Consider computing an optimal plan under Formulation 2.2. One could naively generate all length- sequences of actions and select the sequence that produces the best cost, but this would require running time (imagine nested loops, one for each stage), which is clearly prohibitive. Luckily, the dynamic programming principle helps. We first say in words what will appear later in equations. The main observation is that portions of optimal plans are themselves optimal. It would be absurd to be able to replace a portion of an optimal plan with a portion that produces lower total cost; this contradicts the optimality of the original plan.
The principle of optimality leads directly to an iterative algorithm, called value iteration,2.3 that can solve a vast collection of optimal planning problems, including those that involve variable-length plans, stochastic uncertainties, imperfect state measurements, and many other complications.
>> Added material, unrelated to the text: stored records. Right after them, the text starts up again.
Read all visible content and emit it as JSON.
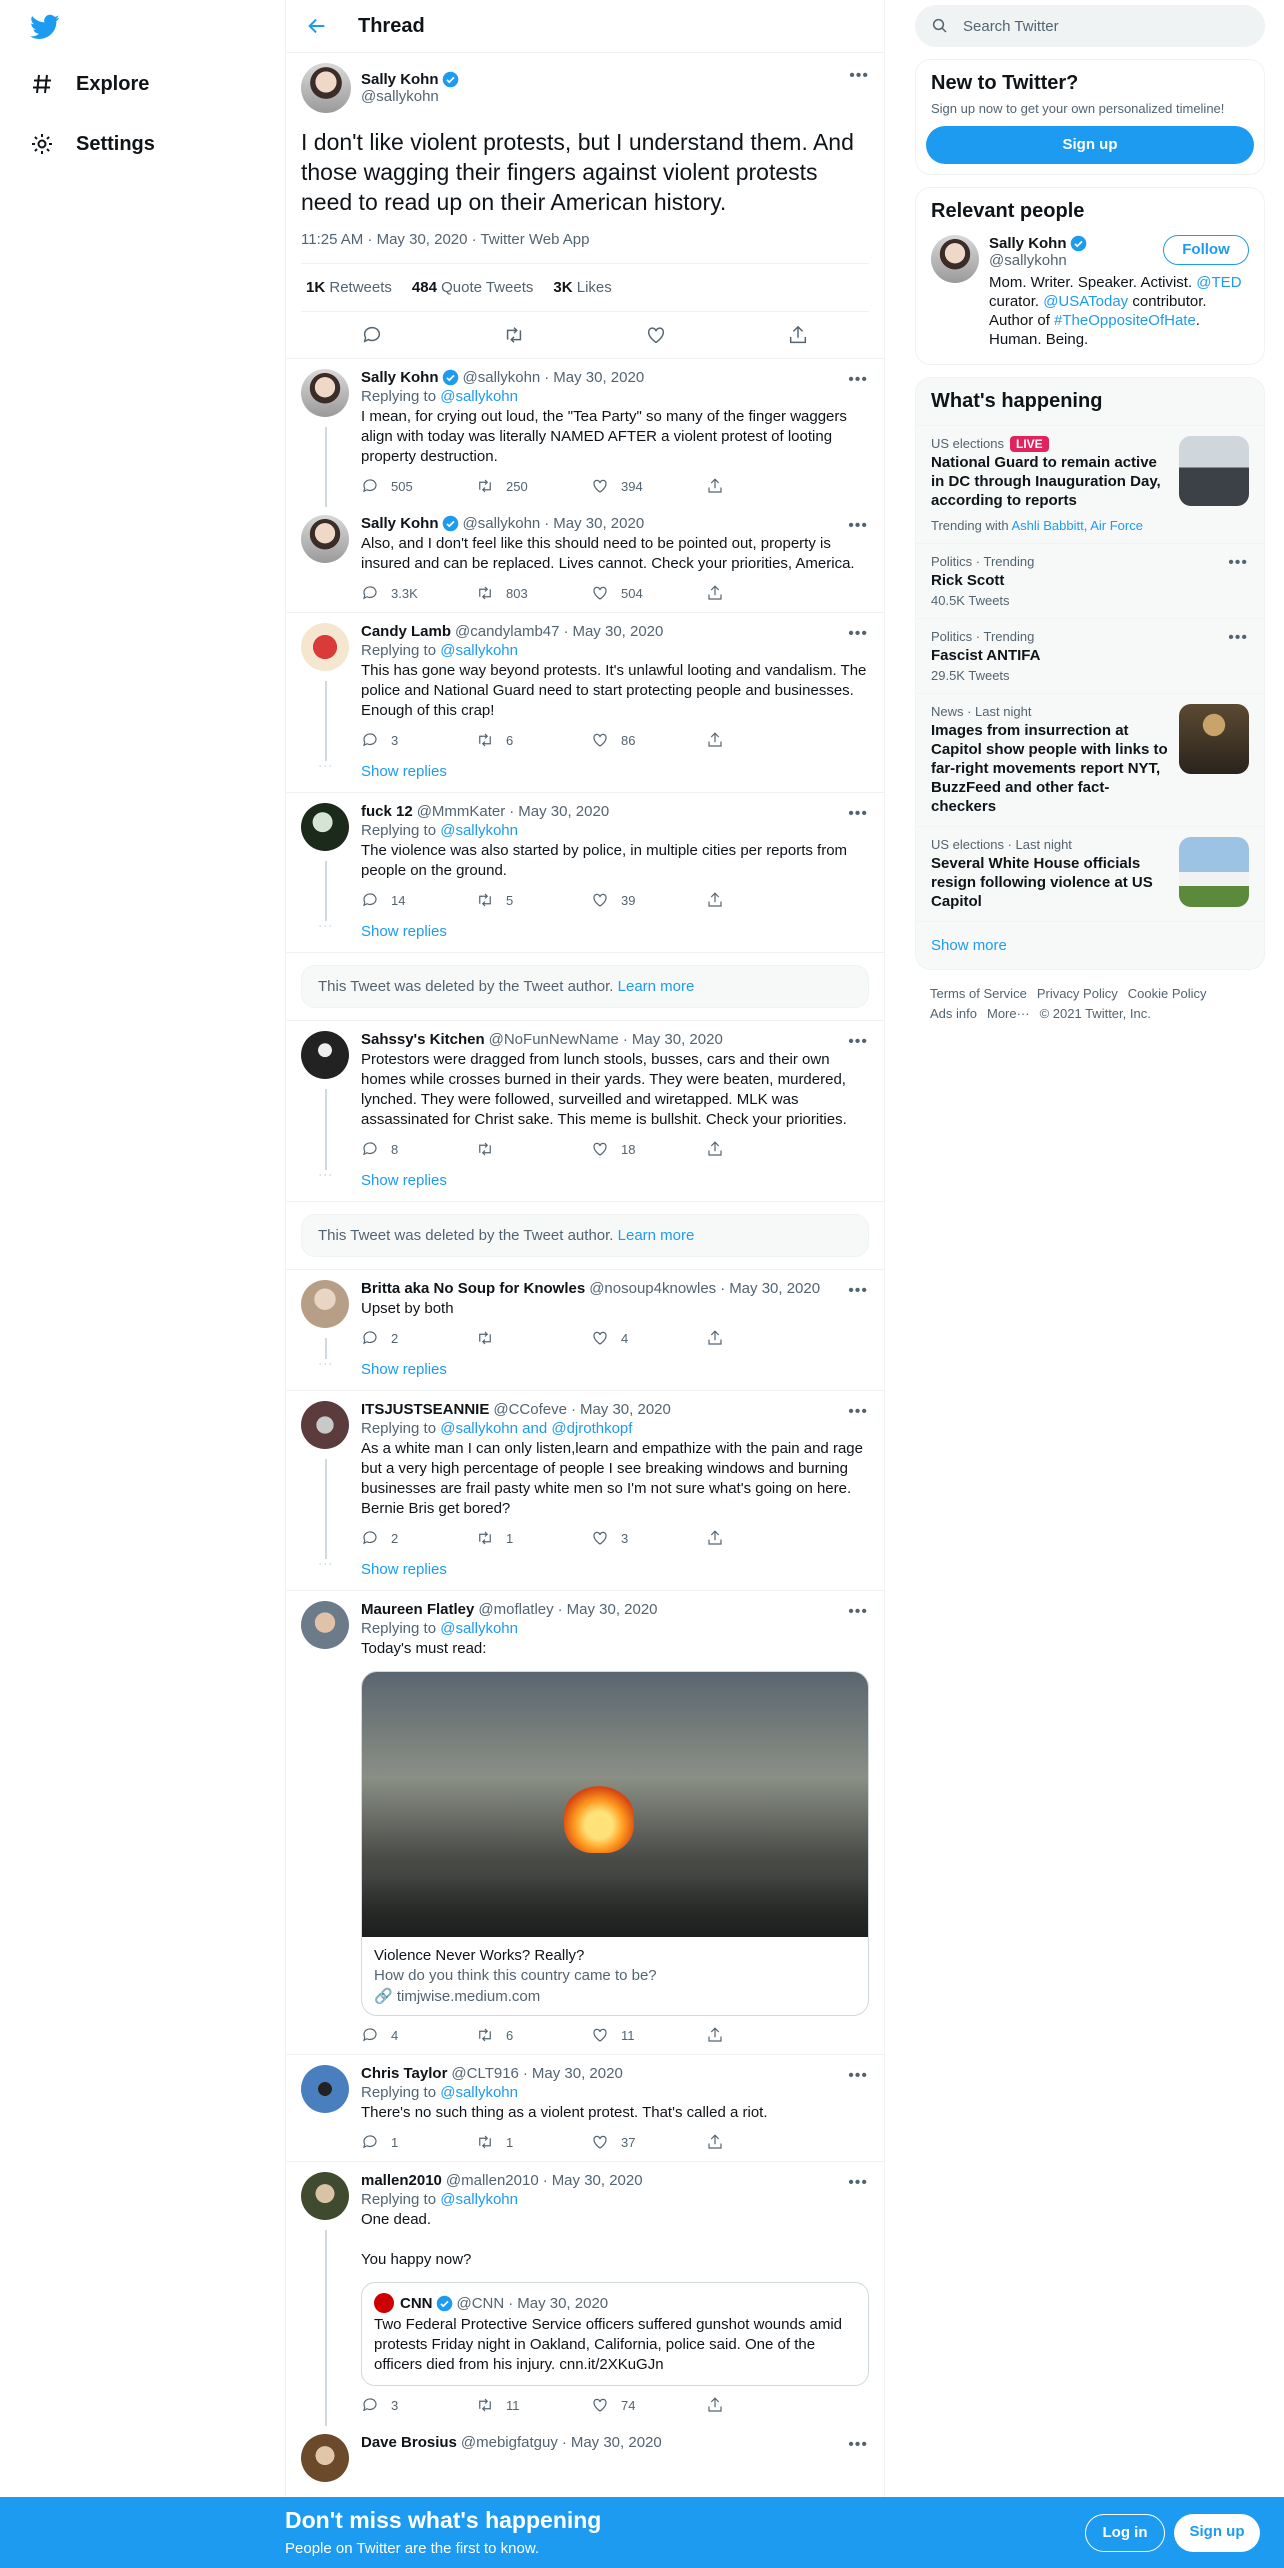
{
  "nav": {
    "explore": "Explore",
    "settings": "Settings"
  },
  "header": {
    "title": "Thread"
  },
  "focal": {
    "name": "Sally Kohn",
    "handle": "@sallykohn",
    "text": "I don't like violent protests, but I understand them.  And those wagging their fingers against violent protests need to read up on their American history.",
    "meta": "11:25 AM · May 30, 2020 · Twitter Web App",
    "retweets": "1K",
    "retweets_label": "Retweets",
    "quotes": "484",
    "quotes_label": "Quote Tweets",
    "likes": "3K",
    "likes_label": "Likes"
  },
  "tweets": [
    {
      "name": "Sally Kohn",
      "handle": "@sallykohn",
      "date": "May 30, 2020",
      "replying": "@sallykohn",
      "text": "I mean, for crying out loud, the \"Tea Party\" so many of the finger waggers align with today was literally NAMED AFTER a violent protest of looting property destruction.",
      "replies": "505",
      "rts": "250",
      "likes": "394"
    },
    {
      "name": "Sally Kohn",
      "handle": "@sallykohn",
      "date": "May 30, 2020",
      "text": "Also, and I don't feel like this should need to be pointed out, property is insured and can be replaced.  Lives cannot.  Check your priorities, America.",
      "replies": "3.3K",
      "rts": "803",
      "likes": "504"
    },
    {
      "name": "Candy Lamb",
      "handle": "@candylamb47",
      "date": "May 30, 2020",
      "replying": "@sallykohn",
      "text": "This has gone way beyond protests. It's unlawful looting and vandalism. The police and National Guard need to start protecting people and businesses. Enough of this crap!",
      "replies": "3",
      "rts": "6",
      "likes": "86"
    },
    {
      "name": "fuck 12",
      "handle": "@MmmKater",
      "date": "May 30, 2020",
      "replying": "@sallykohn",
      "text": "The violence was also started by police, in multiple cities per reports from people on the ground.",
      "replies": "14",
      "rts": "5",
      "likes": "39"
    },
    {
      "name": "Sahssy's Kitchen",
      "handle": "@NoFunNewName",
      "date": "May 30, 2020",
      "text": "Protestors were dragged from lunch stools, busses, cars and their own homes while crosses burned in their yards. They were beaten, murdered, lynched. They were followed, surveilled and wiretapped. MLK was assassinated for Christ sake. This meme is bullshit. Check your priorities.",
      "replies": "8",
      "rts": "",
      "likes": "18"
    },
    {
      "name": "Britta aka No Soup for Knowles",
      "handle": "@nosoup4knowles",
      "date": "May 30, 2020",
      "text": "Upset by both",
      "replies": "2",
      "rts": "",
      "likes": "4"
    },
    {
      "name": "ITSJUSTSEANNIE",
      "handle": "@CCofeve",
      "date": "May 30, 2020",
      "replying": "@sallykohn and @djrothkopf",
      "text": "As a white man I can only listen,learn and empathize with the pain and rage but a very high percentage of people I see breaking windows and burning businesses are frail pasty white men so I'm not sure what's going on here. Bernie Bris get bored?",
      "replies": "2",
      "rts": "1",
      "likes": "3"
    },
    {
      "name": "Maureen Flatley",
      "handle": "@moflatley",
      "date": "May 30, 2020",
      "replying": "@sallykohn",
      "text": "Today's must read:",
      "replies": "4",
      "rts": "6",
      "likes": "11"
    },
    {
      "name": "Chris Taylor",
      "handle": "@CLT916",
      "date": "May 30, 2020",
      "replying": "@sallykohn",
      "text": "There's no such thing as a violent protest. That's called a riot.",
      "replies": "1",
      "rts": "1",
      "likes": "37"
    },
    {
      "name": "mallen2010",
      "handle": "@mallen2010",
      "date": "May 30, 2020",
      "replying": "@sallykohn",
      "text": "One dead.",
      "text2": "You happy now?",
      "replies": "3",
      "rts": "11",
      "likes": "74"
    },
    {
      "name": "Dave Brosius",
      "handle": "@mebigfatguy",
      "date": "May 30, 2020"
    }
  ],
  "replying_prefix": "Replying to",
  "show_replies": "Show replies",
  "deleted_text": "This Tweet was deleted by the Tweet author.",
  "learn_more": "Learn more",
  "card": {
    "title": "Violence Never Works? Really?",
    "desc": "How do you think this country came to be?",
    "url": "timjwise.medium.com"
  },
  "quote": {
    "name": "CNN",
    "handle": "@CNN",
    "date": "May 30, 2020",
    "text": "Two Federal Protective Service officers suffered gunshot wounds amid protests Friday night in Oakland, California, police said. One of the officers died from his injury. cnn.it/2XKuGJn"
  },
  "sidebar": {
    "search_placeholder": "Search Twitter",
    "new_title": "New to Twitter?",
    "new_text": "Sign up now to get your own personalized timeline!",
    "signup": "Sign up",
    "relevant_title": "Relevant people",
    "rp_name": "Sally Kohn",
    "rp_handle": "@sallykohn",
    "follow": "Follow",
    "bio_1": "Mom. Writer. Speaker. Activist. ",
    "bio_ted": "@TED",
    "bio_2": " curator. ",
    "bio_usa": "@USAToday",
    "bio_3": " contributor. Author of ",
    "bio_tag": "#TheOppositeOfHate",
    "bio_4": ". Human. Being.",
    "happening_title": "What's happening",
    "trends": [
      {
        "cat": "US elections",
        "live": "LIVE",
        "name": "National Guard to remain active in DC through Inauguration Day, according to reports",
        "trending_with": "Trending with",
        "tw_links": "Ashli Babbitt, Air Force"
      },
      {
        "cat": "Politics · Trending",
        "name": "Rick Scott",
        "count": "40.5K Tweets"
      },
      {
        "cat": "Politics · Trending",
        "name": "Fascist ANTIFA",
        "count": "29.5K Tweets"
      },
      {
        "cat": "News · Last night",
        "name": "Images from insurrection at Capitol show people with links to far-right movements report NYT, BuzzFeed and other fact-checkers"
      },
      {
        "cat": "US elections · Last night",
        "name": "Several White House officials resign following violence at US Capitol"
      }
    ],
    "show_more": "Show more",
    "footer_1": [
      "Terms of Service",
      "Privacy Policy",
      "Cookie Policy"
    ],
    "footer_2": [
      "Ads info",
      "More···",
      "© 2021 Twitter, Inc."
    ]
  },
  "bottom_bar": {
    "title": "Don't miss what's happening",
    "subtitle": "People on Twitter are the first to know.",
    "login": "Log in",
    "signup": "Sign up"
  },
  "colors": {
    "accent": "#1d9bf0",
    "live": "#e0245e"
  }
}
The idea is to iteratively compute optimal cost-to-go (or cost-to-come) functions over the state space. In some cases, the approach can be reduced to Dijkstra's algorithm; however, this only occurs under some special conditions. The value-iteration algorithm will be presented next, and Section 2.3.3 discusses its connection to Dijkstra's algorithm.